#### RECORDS FOR PROCESSING
◆ ◆ ◆ ◆ ◆ ◆ ◆
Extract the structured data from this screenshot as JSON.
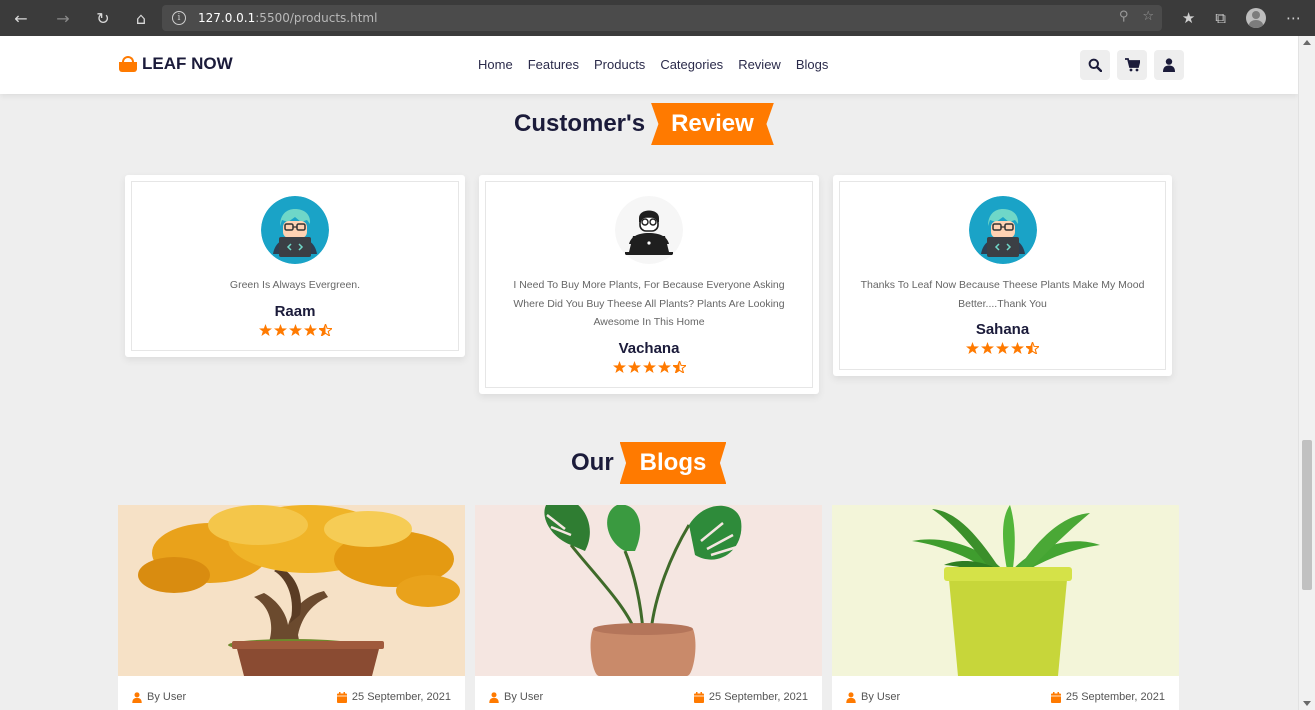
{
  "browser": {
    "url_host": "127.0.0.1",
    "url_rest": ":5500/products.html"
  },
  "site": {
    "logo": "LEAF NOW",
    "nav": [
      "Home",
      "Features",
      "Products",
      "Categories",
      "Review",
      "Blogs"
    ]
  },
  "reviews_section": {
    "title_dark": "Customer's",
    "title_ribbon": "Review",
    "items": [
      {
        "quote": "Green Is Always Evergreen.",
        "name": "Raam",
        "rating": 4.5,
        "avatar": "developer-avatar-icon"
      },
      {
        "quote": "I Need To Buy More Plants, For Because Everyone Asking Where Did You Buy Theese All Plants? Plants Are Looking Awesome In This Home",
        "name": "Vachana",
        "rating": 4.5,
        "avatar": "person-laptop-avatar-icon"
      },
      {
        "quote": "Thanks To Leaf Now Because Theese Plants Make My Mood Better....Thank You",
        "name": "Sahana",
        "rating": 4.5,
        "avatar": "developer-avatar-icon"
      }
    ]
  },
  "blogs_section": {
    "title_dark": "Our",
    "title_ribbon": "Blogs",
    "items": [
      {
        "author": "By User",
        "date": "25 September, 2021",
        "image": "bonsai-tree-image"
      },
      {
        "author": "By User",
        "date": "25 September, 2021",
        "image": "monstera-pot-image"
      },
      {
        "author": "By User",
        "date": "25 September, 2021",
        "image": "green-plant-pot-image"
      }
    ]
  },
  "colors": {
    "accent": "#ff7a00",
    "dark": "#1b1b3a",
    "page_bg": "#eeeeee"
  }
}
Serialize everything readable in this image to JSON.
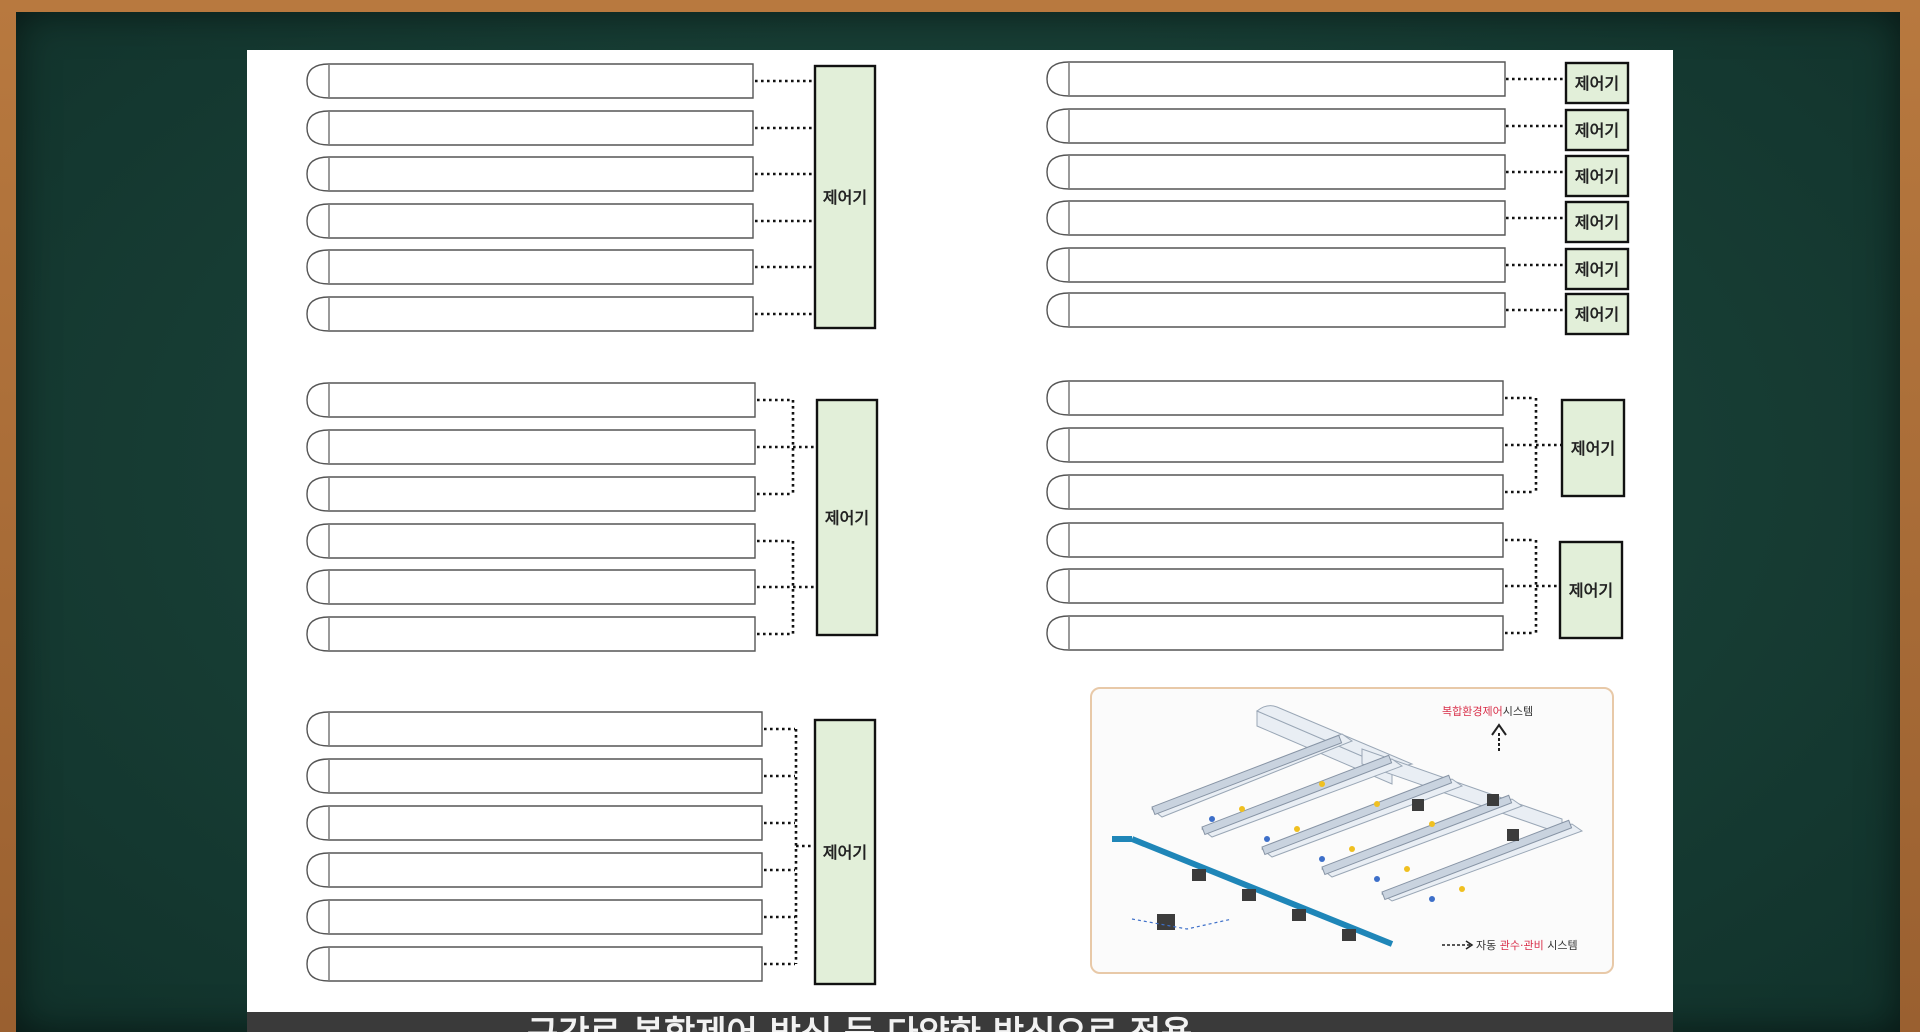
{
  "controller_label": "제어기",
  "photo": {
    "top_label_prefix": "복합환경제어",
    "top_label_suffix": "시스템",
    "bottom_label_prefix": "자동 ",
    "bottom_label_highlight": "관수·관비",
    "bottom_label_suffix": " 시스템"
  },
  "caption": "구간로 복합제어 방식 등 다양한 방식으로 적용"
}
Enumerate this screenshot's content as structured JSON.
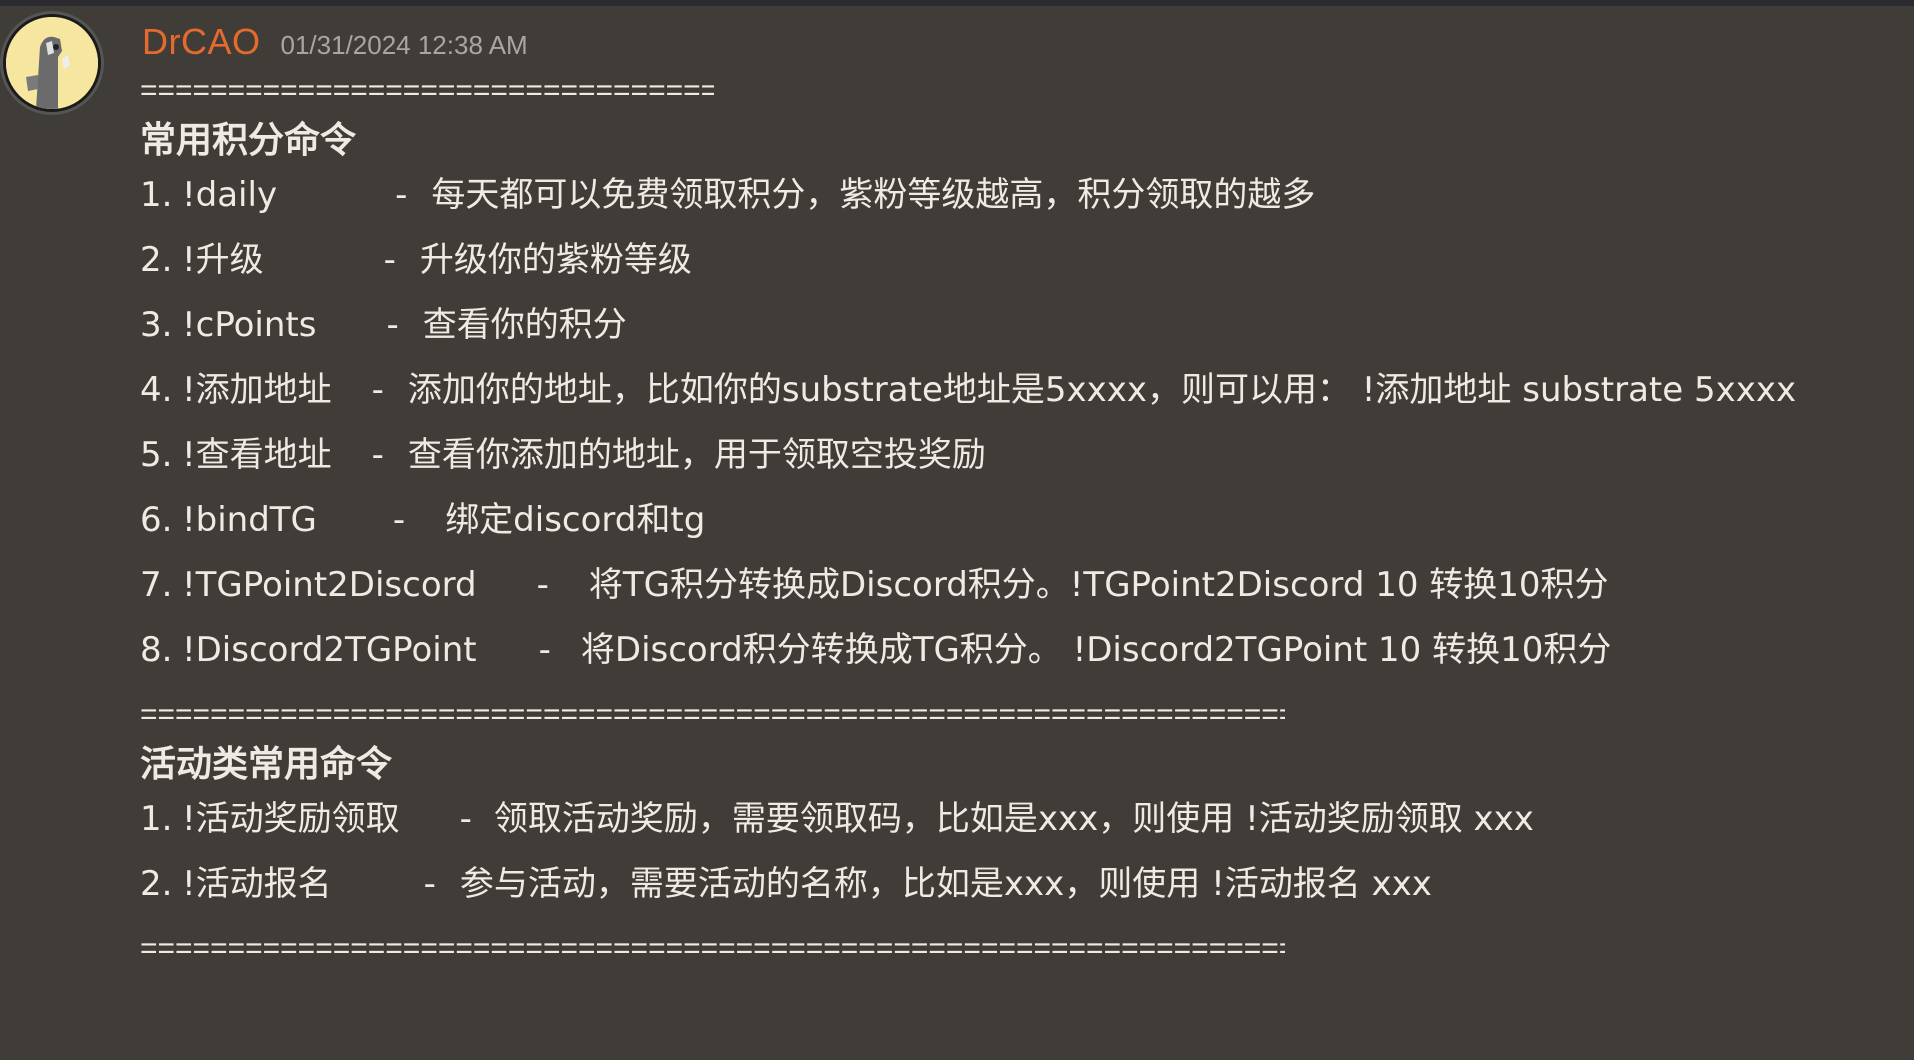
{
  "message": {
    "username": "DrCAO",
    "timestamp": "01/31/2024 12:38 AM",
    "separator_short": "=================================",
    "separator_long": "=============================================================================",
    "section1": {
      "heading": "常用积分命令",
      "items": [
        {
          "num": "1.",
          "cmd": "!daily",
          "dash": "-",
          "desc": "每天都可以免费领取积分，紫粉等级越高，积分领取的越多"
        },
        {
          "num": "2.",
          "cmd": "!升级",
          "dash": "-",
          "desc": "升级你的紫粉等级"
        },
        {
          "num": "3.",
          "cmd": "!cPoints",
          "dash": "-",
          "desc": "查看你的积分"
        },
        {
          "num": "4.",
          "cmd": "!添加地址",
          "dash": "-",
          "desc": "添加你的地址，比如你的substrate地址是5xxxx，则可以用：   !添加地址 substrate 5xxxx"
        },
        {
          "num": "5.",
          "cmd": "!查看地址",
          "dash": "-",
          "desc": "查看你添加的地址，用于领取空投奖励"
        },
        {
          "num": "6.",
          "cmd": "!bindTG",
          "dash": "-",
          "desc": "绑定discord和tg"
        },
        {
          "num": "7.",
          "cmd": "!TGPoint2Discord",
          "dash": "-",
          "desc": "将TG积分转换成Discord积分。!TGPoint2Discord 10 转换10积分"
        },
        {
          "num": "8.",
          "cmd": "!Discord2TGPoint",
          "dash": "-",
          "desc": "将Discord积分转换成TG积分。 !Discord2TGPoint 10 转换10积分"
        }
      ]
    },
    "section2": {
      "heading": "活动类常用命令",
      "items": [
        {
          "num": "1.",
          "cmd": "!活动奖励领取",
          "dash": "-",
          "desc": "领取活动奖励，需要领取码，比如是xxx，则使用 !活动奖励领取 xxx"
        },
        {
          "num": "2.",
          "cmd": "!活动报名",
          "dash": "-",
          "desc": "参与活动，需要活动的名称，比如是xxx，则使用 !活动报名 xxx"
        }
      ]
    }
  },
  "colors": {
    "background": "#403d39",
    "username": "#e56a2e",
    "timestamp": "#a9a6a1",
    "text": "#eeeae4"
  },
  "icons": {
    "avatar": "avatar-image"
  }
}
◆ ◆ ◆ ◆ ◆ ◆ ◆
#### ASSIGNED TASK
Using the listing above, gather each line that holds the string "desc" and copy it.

#### ANSWER TO THE EXERCISE
          "desc": "每天都可以免费领取积分，紫粉等级越高，积分领取的越多"
          "desc": "升级你的紫粉等级"
          "desc": "查看你的积分"
          "desc": "添加你的地址，比如你的substrate地址是5xxxx，则可以用：   !添加地址 substrate 5xxxx"
          "desc": "查看你添加的地址，用于领取空投奖励"
          "desc": "绑定discord和tg"
          "desc": "将TG积分转换成Discord积分。!TGPoint2Discord 10 转换10积分"
          "desc": "将Discord积分转换成TG积分。 !Discord2TGPoint 10 转换10积分"
          "desc": "领取活动奖励，需要领取码，比如是xxx，则使用 !活动奖励领取 xxx"
          "desc": "参与活动，需要活动的名称，比如是xxx，则使用 !活动报名 xxx"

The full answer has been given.